Since the COVID-19 pandemic sowed pandemonium around the world in the wake of borders of provinces and whole countries being closed, local and overseas flights being cancelled, and stringent restrictions being placed on the movements of citizens, the sky above our town has been quiet indeed. No local planes being flown for fun, no hangliders, and certainly no sight or sound of large aeroplanes moving between Port Elizabeth and Johannesburg, for example. What an unusual sight this is then:
This has not been oft repeated. There was a time when the low hum of a large plane flying overhead was ignored, now I look up and wonder where the passengers are going … and whether these flights are going to be regular once more … only to be followed by days of silence in the sky. The national carrier is still grounded, smaller airlines have had to shut up shop, and those that have opened tend to bypass Part Elizabeth – our nearest airport.
Sneezewood (Ptaeroxylon obliquum) was favoured for making sturdy fence-posts and even railway sleepers in the Eastern Cape from very early on as this hardwood is well known for its durability. Below is an example of a fence no longer in use, yet the sneezewood fence-post continues to carry out its duty.
There are many such abandoned fences in this part of the world. The following photograph shows a suburban fence made up of a collection of sneezewood fence-posts.
While they might look old and bent at different angles, these posts did their job very well and are still as strong as they were when they were first erected during the 1800s. The holes in them have not been bored by insects, but show where the fencing wires were threaded through them. In sharp contrast is a section of a modern fence, common in these parts where a number of game farms or private game reserves have sprung up.
These tall, multi-stranded fences are high enough to keep most wild animals from roaming – yet a kudu can sail over them with ease should it wish to!
You might remember me showing you the Atherstone Bridge supporting a now disused railway line:
Well before reaching this along the road, one passes what is left of the Atherstone Station: an almost illegible sign and a motley collection of abandoned houses. This one is the closest to the road:

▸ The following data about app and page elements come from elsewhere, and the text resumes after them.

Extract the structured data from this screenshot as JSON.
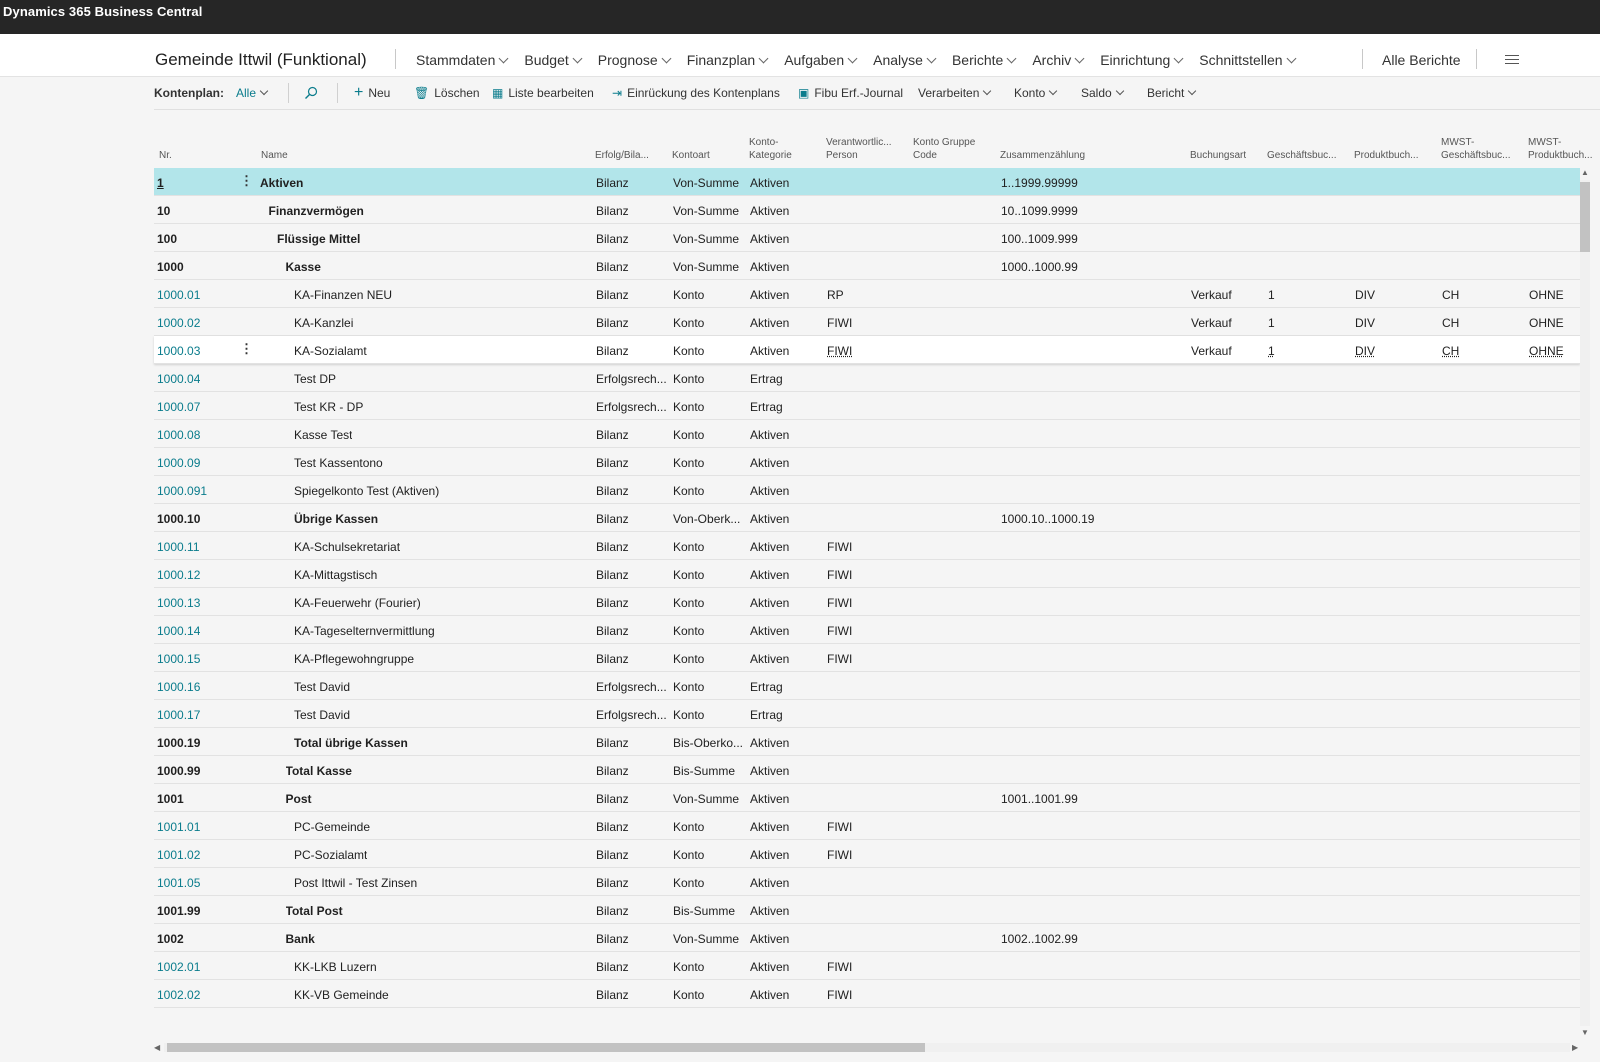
{
  "topbar": {
    "brand": "Dynamics 365 Business Central"
  },
  "nav": {
    "company": "Gemeinde Ittwil (Funktional)",
    "menu": [
      "Stammdaten",
      "Budget",
      "Prognose",
      "Finanzplan",
      "Aufgaben",
      "Analyse",
      "Berichte",
      "Archiv",
      "Einrichtung",
      "Schnittstellen"
    ],
    "all_reports": "Alle Berichte"
  },
  "actionbar": {
    "label": "Kontenplan:",
    "filter": "Alle",
    "new": "Neu",
    "delete": "Löschen",
    "edit_list": "Liste bearbeiten",
    "indent": "Einrückung des Kontenplans",
    "journal": "Fibu Erf.-Journal",
    "process": "Verarbeiten",
    "account": "Konto",
    "balance": "Saldo",
    "report": "Bericht"
  },
  "columns": {
    "nr": "Nr.",
    "name": "Name",
    "income": "Erfolg/Bila...",
    "type": "Kontoart",
    "category1": "Konto-",
    "category2": "Kategorie",
    "resp1": "Verantwortlic...",
    "resp2": "Person",
    "group1": "Konto Gruppe",
    "group2": "Code",
    "totaling": "Zusammenzählung",
    "posting": "Buchungsart",
    "gen_bus": "Geschäftsbuc...",
    "gen_prod": "Produktbuch...",
    "vat_bus1": "MWST-",
    "vat_bus2": "Geschäftsbuc...",
    "vat_prod1": "MWST-",
    "vat_prod2": "Produktbuch..."
  },
  "rows": [
    {
      "nr": "1",
      "name": "Aktiven",
      "indent": 0,
      "bold": true,
      "income": "Bilanz",
      "type": "Von-Summe",
      "category": "Aktiven",
      "resp": "",
      "totaling": "1..1999.99999",
      "posting": "",
      "gen_bus": "",
      "gen_prod": "",
      "vat_bus": "",
      "vat_prod": ""
    },
    {
      "nr": "10",
      "name": "Finanzvermögen",
      "indent": 1,
      "bold": true,
      "income": "Bilanz",
      "type": "Von-Summe",
      "category": "Aktiven",
      "resp": "",
      "totaling": "10..1099.9999",
      "posting": "",
      "gen_bus": "",
      "gen_prod": "",
      "vat_bus": "",
      "vat_prod": ""
    },
    {
      "nr": "100",
      "name": "Flüssige Mittel",
      "indent": 2,
      "bold": true,
      "income": "Bilanz",
      "type": "Von-Summe",
      "category": "Aktiven",
      "resp": "",
      "totaling": "100..1009.999",
      "posting": "",
      "gen_bus": "",
      "gen_prod": "",
      "vat_bus": "",
      "vat_prod": ""
    },
    {
      "nr": "1000",
      "name": "Kasse",
      "indent": 3,
      "bold": true,
      "income": "Bilanz",
      "type": "Von-Summe",
      "category": "Aktiven",
      "resp": "",
      "totaling": "1000..1000.99",
      "posting": "",
      "gen_bus": "",
      "gen_prod": "",
      "vat_bus": "",
      "vat_prod": ""
    },
    {
      "nr": "1000.01",
      "name": "KA-Finanzen NEU",
      "indent": 4,
      "bold": false,
      "income": "Bilanz",
      "type": "Konto",
      "category": "Aktiven",
      "resp": "RP",
      "totaling": "",
      "posting": "Verkauf",
      "gen_bus": "1",
      "gen_prod": "DIV",
      "vat_bus": "CH",
      "vat_prod": "OHNE"
    },
    {
      "nr": "1000.02",
      "name": "KA-Kanzlei",
      "indent": 4,
      "bold": false,
      "income": "Bilanz",
      "type": "Konto",
      "category": "Aktiven",
      "resp": "FIWI",
      "totaling": "",
      "posting": "Verkauf",
      "gen_bus": "1",
      "gen_prod": "DIV",
      "vat_bus": "CH",
      "vat_prod": "OHNE"
    },
    {
      "nr": "1000.03",
      "name": "KA-Sozialamt",
      "indent": 4,
      "bold": false,
      "income": "Bilanz",
      "type": "Konto",
      "category": "Aktiven",
      "resp": "FIWI",
      "totaling": "",
      "posting": "Verkauf",
      "gen_bus": "1",
      "gen_prod": "DIV",
      "vat_bus": "CH",
      "vat_prod": "OHNE"
    },
    {
      "nr": "1000.04",
      "name": "Test DP",
      "indent": 4,
      "bold": false,
      "income": "Erfolgsrech...",
      "type": "Konto",
      "category": "Ertrag",
      "resp": "",
      "totaling": "",
      "posting": "",
      "gen_bus": "",
      "gen_prod": "",
      "vat_bus": "",
      "vat_prod": ""
    },
    {
      "nr": "1000.07",
      "name": "Test KR - DP",
      "indent": 4,
      "bold": false,
      "income": "Erfolgsrech...",
      "type": "Konto",
      "category": "Ertrag",
      "resp": "",
      "totaling": "",
      "posting": "",
      "gen_bus": "",
      "gen_prod": "",
      "vat_bus": "",
      "vat_prod": ""
    },
    {
      "nr": "1000.08",
      "name": "Kasse Test",
      "indent": 4,
      "bold": false,
      "income": "Bilanz",
      "type": "Konto",
      "category": "Aktiven",
      "resp": "",
      "totaling": "",
      "posting": "",
      "gen_bus": "",
      "gen_prod": "",
      "vat_bus": "",
      "vat_prod": ""
    },
    {
      "nr": "1000.09",
      "name": "Test Kassentono",
      "indent": 4,
      "bold": false,
      "income": "Bilanz",
      "type": "Konto",
      "category": "Aktiven",
      "resp": "",
      "totaling": "",
      "posting": "",
      "gen_bus": "",
      "gen_prod": "",
      "vat_bus": "",
      "vat_prod": ""
    },
    {
      "nr": "1000.091",
      "name": "Spiegelkonto Test (Aktiven)",
      "indent": 4,
      "bold": false,
      "income": "Bilanz",
      "type": "Konto",
      "category": "Aktiven",
      "resp": "",
      "totaling": "",
      "posting": "",
      "gen_bus": "",
      "gen_prod": "",
      "vat_bus": "",
      "vat_prod": ""
    },
    {
      "nr": "1000.10",
      "name": "Übrige Kassen",
      "indent": 4,
      "bold": true,
      "income": "Bilanz",
      "type": "Von-Oberk...",
      "category": "Aktiven",
      "resp": "",
      "totaling": "1000.10..1000.19",
      "posting": "",
      "gen_bus": "",
      "gen_prod": "",
      "vat_bus": "",
      "vat_prod": ""
    },
    {
      "nr": "1000.11",
      "name": "KA-Schulsekretariat",
      "indent": 4,
      "bold": false,
      "income": "Bilanz",
      "type": "Konto",
      "category": "Aktiven",
      "resp": "FIWI",
      "totaling": "",
      "posting": "",
      "gen_bus": "",
      "gen_prod": "",
      "vat_bus": "",
      "vat_prod": ""
    },
    {
      "nr": "1000.12",
      "name": "KA-Mittagstisch",
      "indent": 4,
      "bold": false,
      "income": "Bilanz",
      "type": "Konto",
      "category": "Aktiven",
      "resp": "FIWI",
      "totaling": "",
      "posting": "",
      "gen_bus": "",
      "gen_prod": "",
      "vat_bus": "",
      "vat_prod": ""
    },
    {
      "nr": "1000.13",
      "name": "KA-Feuerwehr (Fourier)",
      "indent": 4,
      "bold": false,
      "income": "Bilanz",
      "type": "Konto",
      "category": "Aktiven",
      "resp": "FIWI",
      "totaling": "",
      "posting": "",
      "gen_bus": "",
      "gen_prod": "",
      "vat_bus": "",
      "vat_prod": ""
    },
    {
      "nr": "1000.14",
      "name": "KA-Tageselternvermittlung",
      "indent": 4,
      "bold": false,
      "income": "Bilanz",
      "type": "Konto",
      "category": "Aktiven",
      "resp": "FIWI",
      "totaling": "",
      "posting": "",
      "gen_bus": "",
      "gen_prod": "",
      "vat_bus": "",
      "vat_prod": ""
    },
    {
      "nr": "1000.15",
      "name": "KA-Pflegewohngruppe",
      "indent": 4,
      "bold": false,
      "income": "Bilanz",
      "type": "Konto",
      "category": "Aktiven",
      "resp": "FIWI",
      "totaling": "",
      "posting": "",
      "gen_bus": "",
      "gen_prod": "",
      "vat_bus": "",
      "vat_prod": ""
    },
    {
      "nr": "1000.16",
      "name": "Test David",
      "indent": 4,
      "bold": false,
      "income": "Erfolgsrech...",
      "type": "Konto",
      "category": "Ertrag",
      "resp": "",
      "totaling": "",
      "posting": "",
      "gen_bus": "",
      "gen_prod": "",
      "vat_bus": "",
      "vat_prod": ""
    },
    {
      "nr": "1000.17",
      "name": "Test David",
      "indent": 4,
      "bold": false,
      "income": "Erfolgsrech...",
      "type": "Konto",
      "category": "Ertrag",
      "resp": "",
      "totaling": "",
      "posting": "",
      "gen_bus": "",
      "gen_prod": "",
      "vat_bus": "",
      "vat_prod": ""
    },
    {
      "nr": "1000.19",
      "name": "Total übrige Kassen",
      "indent": 4,
      "bold": true,
      "income": "Bilanz",
      "type": "Bis-Oberko...",
      "category": "Aktiven",
      "resp": "",
      "totaling": "",
      "posting": "",
      "gen_bus": "",
      "gen_prod": "",
      "vat_bus": "",
      "vat_prod": ""
    },
    {
      "nr": "1000.99",
      "name": "Total Kasse",
      "indent": 3,
      "bold": true,
      "income": "Bilanz",
      "type": "Bis-Summe",
      "category": "Aktiven",
      "resp": "",
      "totaling": "",
      "posting": "",
      "gen_bus": "",
      "gen_prod": "",
      "vat_bus": "",
      "vat_prod": ""
    },
    {
      "nr": "1001",
      "name": "Post",
      "indent": 3,
      "bold": true,
      "income": "Bilanz",
      "type": "Von-Summe",
      "category": "Aktiven",
      "resp": "",
      "totaling": "1001..1001.99",
      "posting": "",
      "gen_bus": "",
      "gen_prod": "",
      "vat_bus": "",
      "vat_prod": ""
    },
    {
      "nr": "1001.01",
      "name": "PC-Gemeinde",
      "indent": 4,
      "bold": false,
      "income": "Bilanz",
      "type": "Konto",
      "category": "Aktiven",
      "resp": "FIWI",
      "totaling": "",
      "posting": "",
      "gen_bus": "",
      "gen_prod": "",
      "vat_bus": "",
      "vat_prod": ""
    },
    {
      "nr": "1001.02",
      "name": "PC-Sozialamt",
      "indent": 4,
      "bold": false,
      "income": "Bilanz",
      "type": "Konto",
      "category": "Aktiven",
      "resp": "FIWI",
      "totaling": "",
      "posting": "",
      "gen_bus": "",
      "gen_prod": "",
      "vat_bus": "",
      "vat_prod": ""
    },
    {
      "nr": "1001.05",
      "name": "Post Ittwil - Test Zinsen",
      "indent": 4,
      "bold": false,
      "income": "Bilanz",
      "type": "Konto",
      "category": "Aktiven",
      "resp": "",
      "totaling": "",
      "posting": "",
      "gen_bus": "",
      "gen_prod": "",
      "vat_bus": "",
      "vat_prod": ""
    },
    {
      "nr": "1001.99",
      "name": "Total Post",
      "indent": 3,
      "bold": true,
      "income": "Bilanz",
      "type": "Bis-Summe",
      "category": "Aktiven",
      "resp": "",
      "totaling": "",
      "posting": "",
      "gen_bus": "",
      "gen_prod": "",
      "vat_bus": "",
      "vat_prod": ""
    },
    {
      "nr": "1002",
      "name": "Bank",
      "indent": 3,
      "bold": true,
      "income": "Bilanz",
      "type": "Von-Summe",
      "category": "Aktiven",
      "resp": "",
      "totaling": "1002..1002.99",
      "posting": "",
      "gen_bus": "",
      "gen_prod": "",
      "vat_bus": "",
      "vat_prod": ""
    },
    {
      "nr": "1002.01",
      "name": "KK-LKB Luzern",
      "indent": 4,
      "bold": false,
      "income": "Bilanz",
      "type": "Konto",
      "category": "Aktiven",
      "resp": "FIWI",
      "totaling": "",
      "posting": "",
      "gen_bus": "",
      "gen_prod": "",
      "vat_bus": "",
      "vat_prod": ""
    },
    {
      "nr": "1002.02",
      "name": "KK-VB Gemeinde",
      "indent": 4,
      "bold": false,
      "income": "Bilanz",
      "type": "Konto",
      "category": "Aktiven",
      "resp": "FIWI",
      "totaling": "",
      "posting": "",
      "gen_bus": "",
      "gen_prod": "",
      "vat_bus": "",
      "vat_prod": ""
    }
  ],
  "selected_row": "1",
  "hovered_row": "1000.03",
  "colors": {
    "accent": "#0a7c8c",
    "selected": "#b2e5ea",
    "topbar": "#262626"
  }
}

It commands a beautiful view over the hills, across the valley to the hills beyond. Large stones hold part of the roofing in place. The sturdy chimney hints at meals cooked on a coal stove perhaps and certain warmth on chilly winter evenings.
Alas, no more.
The disused railway line between Grahamstown and Adelaide is in the foreground.
A little further and a few minutes later: a scene from the Highlands road a few kilometers from town.
One of the best places, other than in my garden, to watch Cape Robin-Chats (Cossypha caffra) in action is Jack’s Picnic Site in the Addo Elephant National Park. There they have become so accustomed to the regular ebb and flow of human visitors that they happily perch in the shrubbery – and even on the picnic tables – while they watch out for a morsel of food. Here is a sample of some of the many photographs I have taken there of these absolutely delightful birds.
Occasionally a Cape Robin-chat will alight next to one’s vehicle as soon as the doors are open – quite ready to inspect the picnic fare.
Indeed, it has already found what may be a sunflower seed among the gravel – left by a previous visitor to the picnic site.
This one is perched on a wooden step leading down to a picnic site. Its gaze is quite intense.
You can tell that this Cape Robin-chat has a wary look about it.
This youngster is already learning the ropes and is keenly watching the ground on the off chance that some food might appear.